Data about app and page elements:
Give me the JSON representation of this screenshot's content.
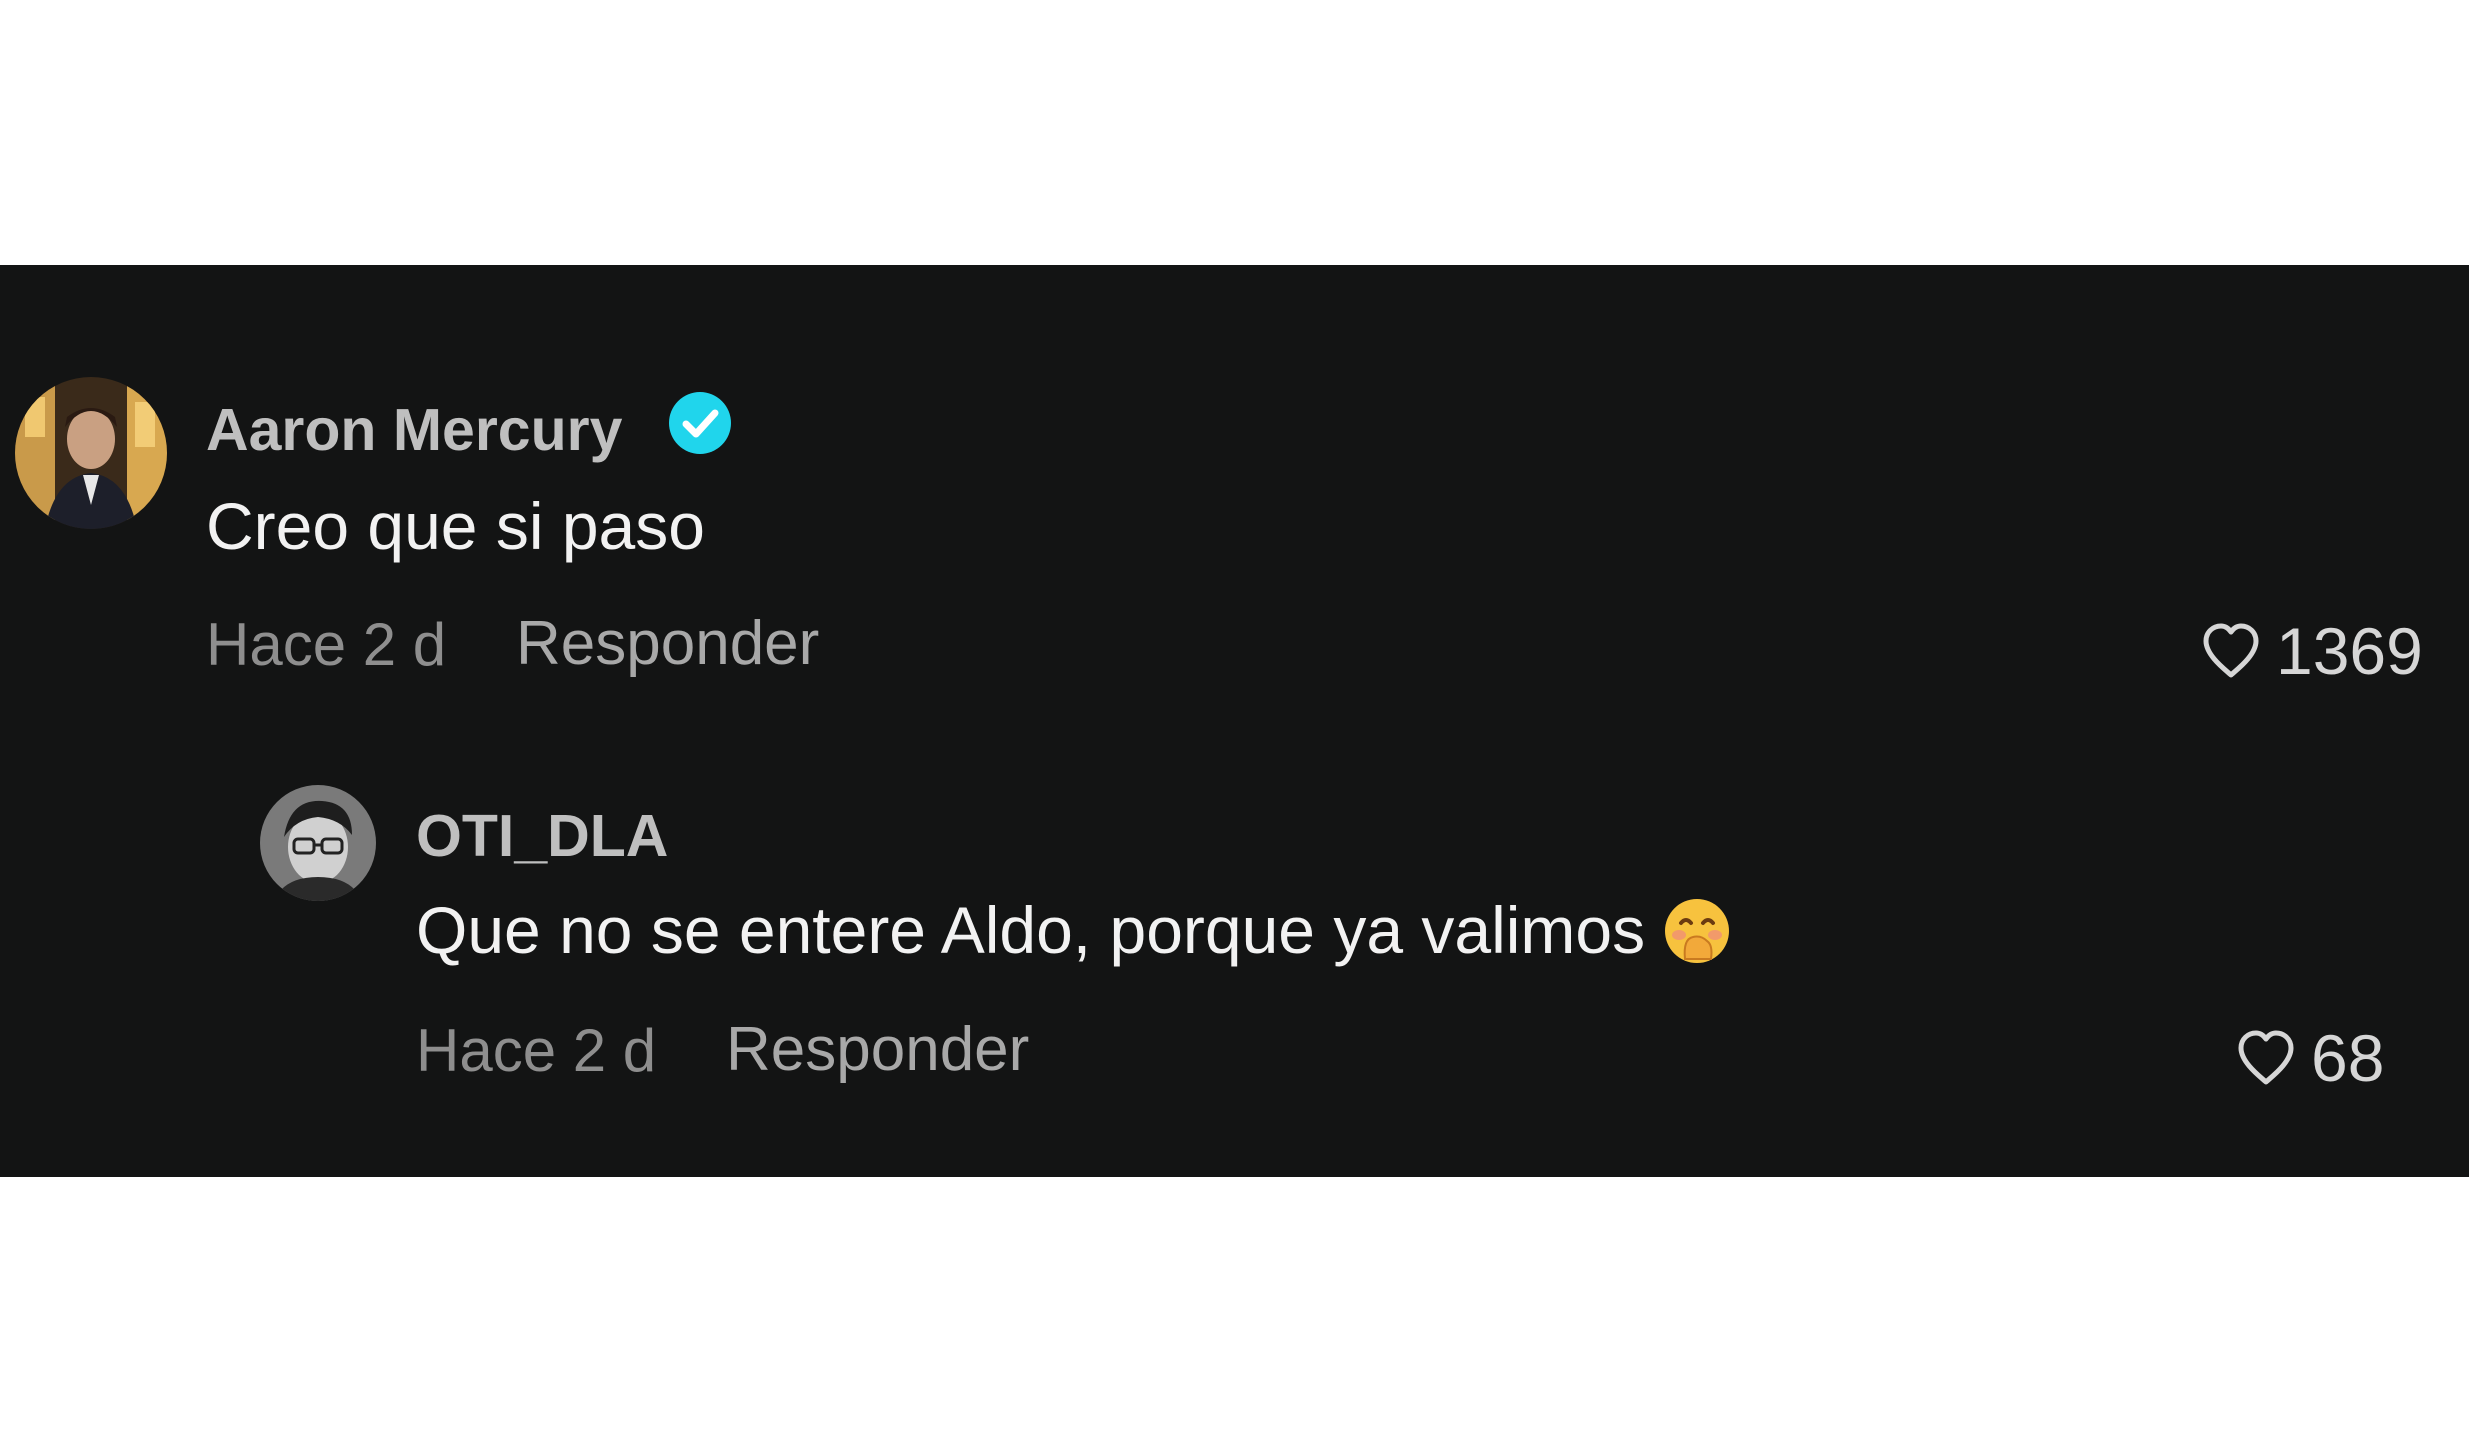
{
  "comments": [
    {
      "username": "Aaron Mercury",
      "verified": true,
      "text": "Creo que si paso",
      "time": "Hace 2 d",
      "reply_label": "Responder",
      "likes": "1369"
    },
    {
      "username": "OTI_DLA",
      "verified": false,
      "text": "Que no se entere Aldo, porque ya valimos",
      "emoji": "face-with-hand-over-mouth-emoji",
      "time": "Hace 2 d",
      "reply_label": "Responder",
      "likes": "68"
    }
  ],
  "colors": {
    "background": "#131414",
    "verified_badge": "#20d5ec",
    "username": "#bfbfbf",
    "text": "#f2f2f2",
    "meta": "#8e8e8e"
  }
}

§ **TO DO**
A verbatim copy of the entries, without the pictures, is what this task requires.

§ **THE COMPLETED TASK**
Give me the JSON representation of this screenshot's content.
{
  "comments": [
    {
      "username": "Aaron Mercury",
      "verified": true,
      "text": "Creo que si paso",
      "time": "Hace 2 d",
      "reply_label": "Responder",
      "likes": "1369"
    },
    {
      "username": "OTI_DLA",
      "verified": false,
      "text": "Que no se entere Aldo, porque ya valimos",
      "emoji": "face-with-hand-over-mouth-emoji",
      "time": "Hace 2 d",
      "reply_label": "Responder",
      "likes": "68"
    }
  ],
  "colors": {
    "background": "#131414",
    "verified_badge": "#20d5ec",
    "username": "#bfbfbf",
    "text": "#f2f2f2",
    "meta": "#8e8e8e"
  }
}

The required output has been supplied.